• _Exercise instructions_:
Reproduce the records that follow exactly; any picture among them stays out.

• _Data under study_:
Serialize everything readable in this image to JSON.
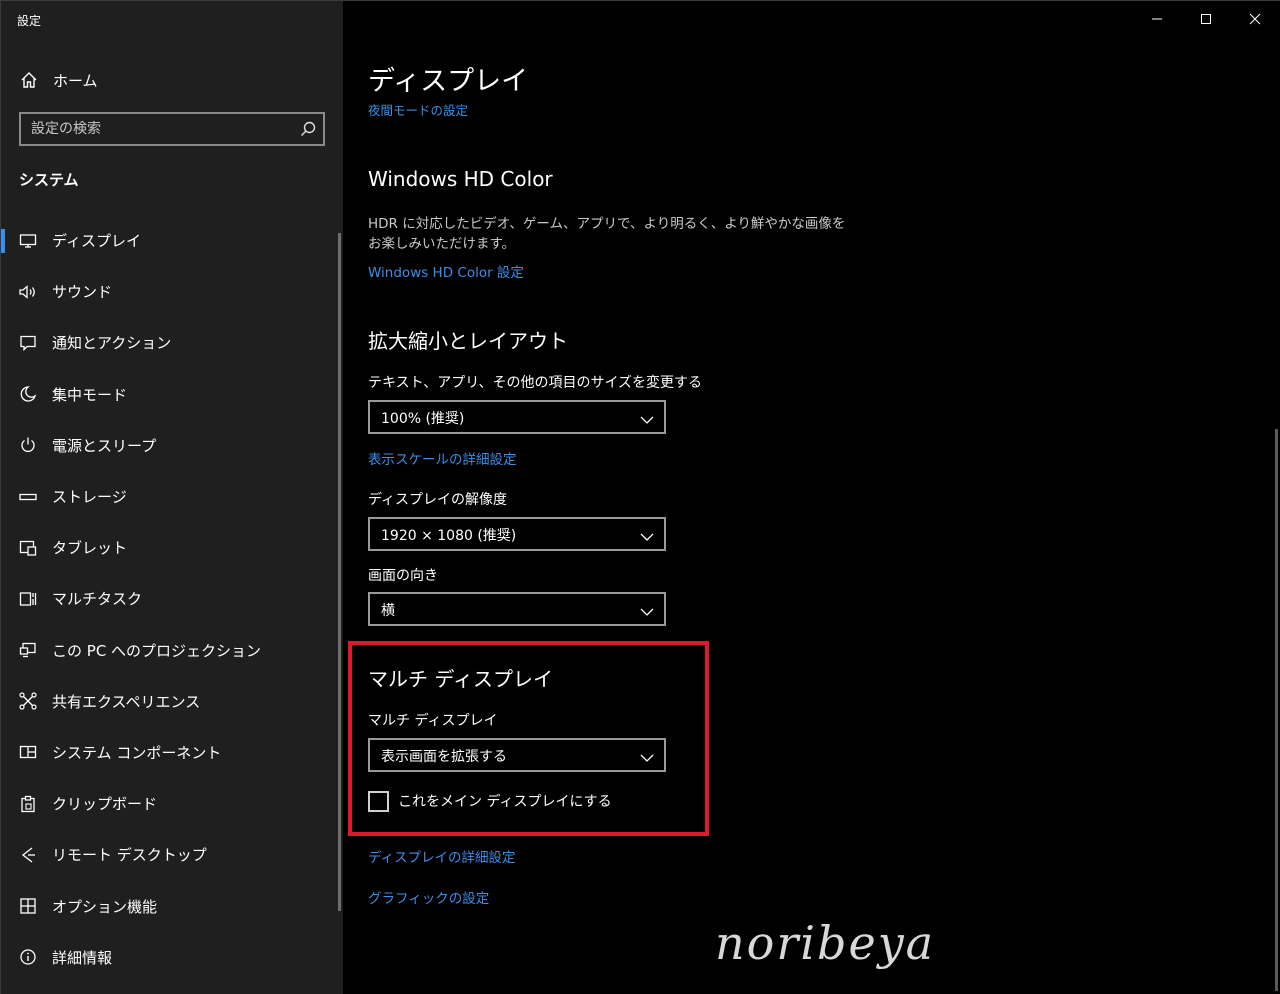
{
  "window": {
    "title": "設定",
    "minimize_icon": "minimize-icon",
    "maximize_icon": "maximize-icon",
    "close_icon": "close-icon"
  },
  "sidebar": {
    "home_label": "ホーム",
    "search_placeholder": "設定の検索",
    "section_label": "システム",
    "items": [
      {
        "label": "ディスプレイ",
        "icon": "monitor-icon",
        "active": true
      },
      {
        "label": "サウンド",
        "icon": "speaker-icon"
      },
      {
        "label": "通知とアクション",
        "icon": "notification-icon"
      },
      {
        "label": "集中モード",
        "icon": "moon-icon"
      },
      {
        "label": "電源とスリープ",
        "icon": "power-icon"
      },
      {
        "label": "ストレージ",
        "icon": "storage-icon"
      },
      {
        "label": "タブレット",
        "icon": "tablet-icon"
      },
      {
        "label": "マルチタスク",
        "icon": "multitask-icon"
      },
      {
        "label": "この PC へのプロジェクション",
        "icon": "projection-icon"
      },
      {
        "label": "共有エクスペリエンス",
        "icon": "shared-experience-icon"
      },
      {
        "label": "システム コンポーネント",
        "icon": "components-icon"
      },
      {
        "label": "クリップボード",
        "icon": "clipboard-icon"
      },
      {
        "label": "リモート デスクトップ",
        "icon": "remote-desktop-icon"
      },
      {
        "label": "オプション機能",
        "icon": "optional-features-icon"
      },
      {
        "label": "詳細情報",
        "icon": "info-icon"
      }
    ]
  },
  "main": {
    "title": "ディスプレイ",
    "night_light_link": "夜間モードの設定",
    "hdr": {
      "heading": "Windows HD Color",
      "description": "HDR に対応したビデオ、ゲーム、アプリで、より明るく、より鮮やかな画像をお楽しみいただけます。",
      "link": "Windows HD Color 設定"
    },
    "scale": {
      "heading": "拡大縮小とレイアウト",
      "size_label": "テキスト、アプリ、その他の項目のサイズを変更する",
      "size_value": "100% (推奨)",
      "advanced_link": "表示スケールの詳細設定",
      "resolution_label": "ディスプレイの解像度",
      "resolution_value": "1920 × 1080 (推奨)",
      "orientation_label": "画面の向き",
      "orientation_value": "横"
    },
    "multi": {
      "heading": "マルチ ディスプレイ",
      "label": "マルチ ディスプレイ",
      "value": "表示画面を拡張する",
      "main_display_checkbox": "これをメイン ディスプレイにする",
      "main_display_checked": false
    },
    "advanced_display_link": "ディスプレイの詳細設定",
    "graphics_link": "グラフィックの設定"
  },
  "watermark": "noribeya"
}
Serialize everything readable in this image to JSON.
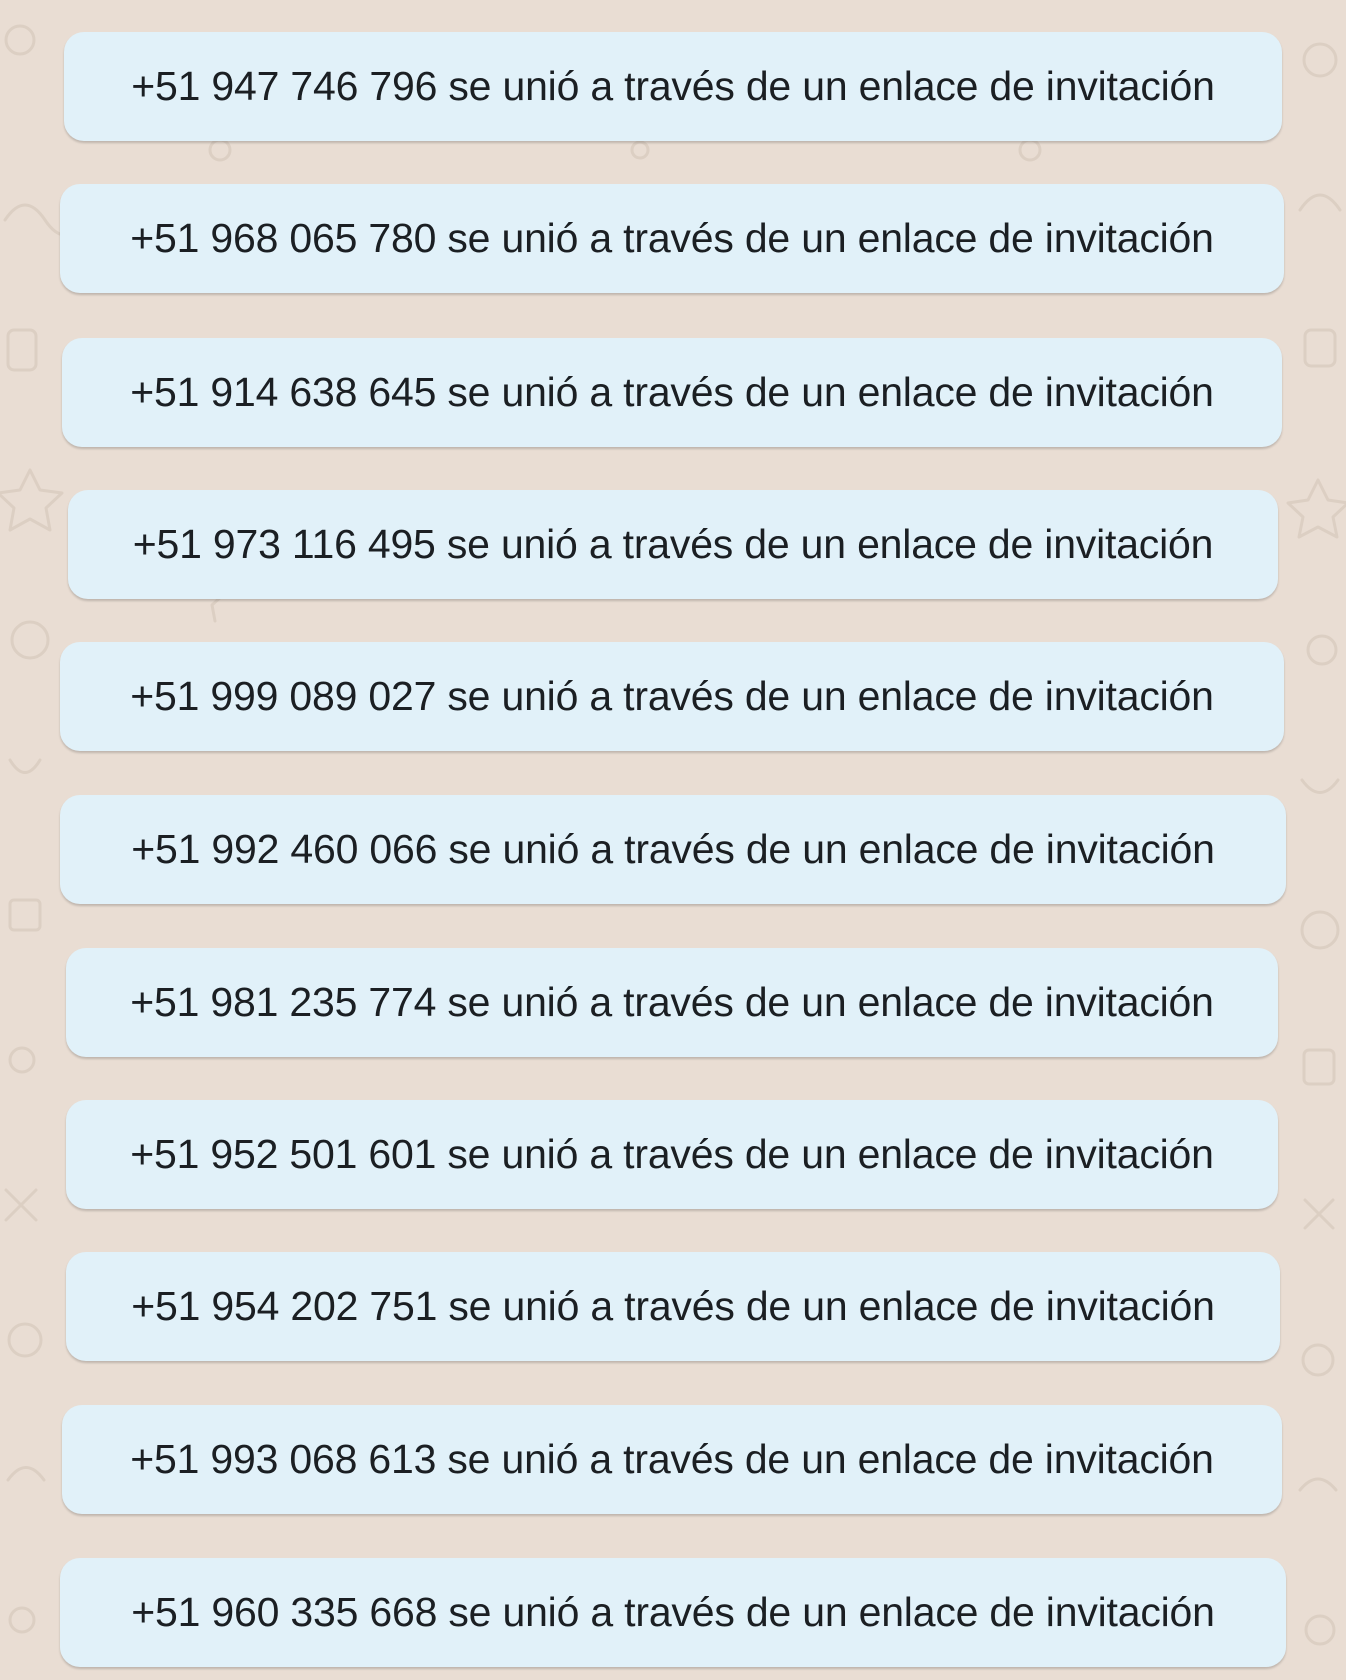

• _Solution for this task_:
Serialize everything readable in this image to JSON.
{
  "window": {
    "title": "設定",
    "minimize_icon": "minimize-icon",
    "maximize_icon": "maximize-icon",
    "close_icon": "close-icon"
  },
  "sidebar": {
    "home_label": "ホーム",
    "search_placeholder": "設定の検索",
    "section_label": "システム",
    "items": [
      {
        "label": "ディスプレイ",
        "icon": "monitor-icon",
        "active": true
      },
      {
        "label": "サウンド",
        "icon": "speaker-icon"
      },
      {
        "label": "通知とアクション",
        "icon": "notification-icon"
      },
      {
        "label": "集中モード",
        "icon": "moon-icon"
      },
      {
        "label": "電源とスリープ",
        "icon": "power-icon"
      },
      {
        "label": "ストレージ",
        "icon": "storage-icon"
      },
      {
        "label": "タブレット",
        "icon": "tablet-icon"
      },
      {
        "label": "マルチタスク",
        "icon": "multitask-icon"
      },
      {
        "label": "この PC へのプロジェクション",
        "icon": "projection-icon"
      },
      {
        "label": "共有エクスペリエンス",
        "icon": "shared-experience-icon"
      },
      {
        "label": "システム コンポーネント",
        "icon": "components-icon"
      },
      {
        "label": "クリップボード",
        "icon": "clipboard-icon"
      },
      {
        "label": "リモート デスクトップ",
        "icon": "remote-desktop-icon"
      },
      {
        "label": "オプション機能",
        "icon": "optional-features-icon"
      },
      {
        "label": "詳細情報",
        "icon": "info-icon"
      }
    ]
  },
  "main": {
    "title": "ディスプレイ",
    "night_light_link": "夜間モードの設定",
    "hdr": {
      "heading": "Windows HD Color",
      "description": "HDR に対応したビデオ、ゲーム、アプリで、より明るく、より鮮やかな画像をお楽しみいただけます。",
      "link": "Windows HD Color 設定"
    },
    "scale": {
      "heading": "拡大縮小とレイアウト",
      "size_label": "テキスト、アプリ、その他の項目のサイズを変更する",
      "size_value": "100% (推奨)",
      "advanced_link": "表示スケールの詳細設定",
      "resolution_label": "ディスプレイの解像度",
      "resolution_value": "1920 × 1080 (推奨)",
      "orientation_label": "画面の向き",
      "orientation_value": "横"
    },
    "multi": {
      "heading": "マルチ ディスプレイ",
      "label": "マルチ ディスプレイ",
      "value": "表示画面を拡張する",
      "main_display_checkbox": "これをメイン ディスプレイにする",
      "main_display_checked": false
    },
    "advanced_display_link": "ディスプレイの詳細設定",
    "graphics_link": "グラフィックの設定"
  },
  "watermark": "noribeya"
}
Serialize everything readable in this image to JSON.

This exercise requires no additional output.